Required work: Wherever a line of the records contains "images", copy that line.

Data in this exercise:
......

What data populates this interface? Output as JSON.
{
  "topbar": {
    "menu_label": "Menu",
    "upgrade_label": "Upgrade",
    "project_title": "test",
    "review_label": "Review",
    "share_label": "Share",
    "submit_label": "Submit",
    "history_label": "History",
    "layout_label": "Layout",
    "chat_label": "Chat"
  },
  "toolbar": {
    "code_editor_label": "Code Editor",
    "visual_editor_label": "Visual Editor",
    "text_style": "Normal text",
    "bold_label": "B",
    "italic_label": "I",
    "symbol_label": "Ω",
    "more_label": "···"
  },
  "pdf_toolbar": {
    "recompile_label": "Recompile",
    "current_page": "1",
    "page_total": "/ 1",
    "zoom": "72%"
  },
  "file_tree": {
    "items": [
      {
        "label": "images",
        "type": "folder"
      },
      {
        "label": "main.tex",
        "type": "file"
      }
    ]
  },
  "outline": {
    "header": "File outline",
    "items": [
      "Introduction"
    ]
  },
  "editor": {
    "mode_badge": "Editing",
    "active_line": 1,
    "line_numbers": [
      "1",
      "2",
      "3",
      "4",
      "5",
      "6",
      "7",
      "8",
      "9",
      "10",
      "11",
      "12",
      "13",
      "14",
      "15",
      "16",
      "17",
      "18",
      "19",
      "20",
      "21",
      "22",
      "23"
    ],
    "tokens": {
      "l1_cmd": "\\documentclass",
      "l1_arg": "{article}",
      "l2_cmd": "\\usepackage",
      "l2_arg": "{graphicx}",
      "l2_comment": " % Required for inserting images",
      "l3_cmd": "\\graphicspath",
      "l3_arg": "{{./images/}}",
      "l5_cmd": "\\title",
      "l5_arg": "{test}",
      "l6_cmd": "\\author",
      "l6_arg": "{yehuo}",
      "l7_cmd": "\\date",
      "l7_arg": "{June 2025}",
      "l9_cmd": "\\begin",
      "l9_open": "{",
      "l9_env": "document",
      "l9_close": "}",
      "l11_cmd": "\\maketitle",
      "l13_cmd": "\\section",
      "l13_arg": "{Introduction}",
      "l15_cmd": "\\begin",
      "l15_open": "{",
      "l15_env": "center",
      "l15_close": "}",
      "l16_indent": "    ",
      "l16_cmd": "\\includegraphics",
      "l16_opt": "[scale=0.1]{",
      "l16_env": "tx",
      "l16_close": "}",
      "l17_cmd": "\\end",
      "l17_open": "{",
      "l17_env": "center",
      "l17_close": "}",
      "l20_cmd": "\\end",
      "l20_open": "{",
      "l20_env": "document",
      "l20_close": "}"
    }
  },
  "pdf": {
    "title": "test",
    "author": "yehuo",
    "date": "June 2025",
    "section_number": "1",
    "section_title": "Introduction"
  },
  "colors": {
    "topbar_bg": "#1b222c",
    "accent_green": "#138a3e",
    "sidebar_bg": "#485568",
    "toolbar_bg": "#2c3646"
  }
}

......

Task answer:
        "label": "images",
      "l2_comment": " % Required for inserting images",
      "l3_arg": "{{./images/}}",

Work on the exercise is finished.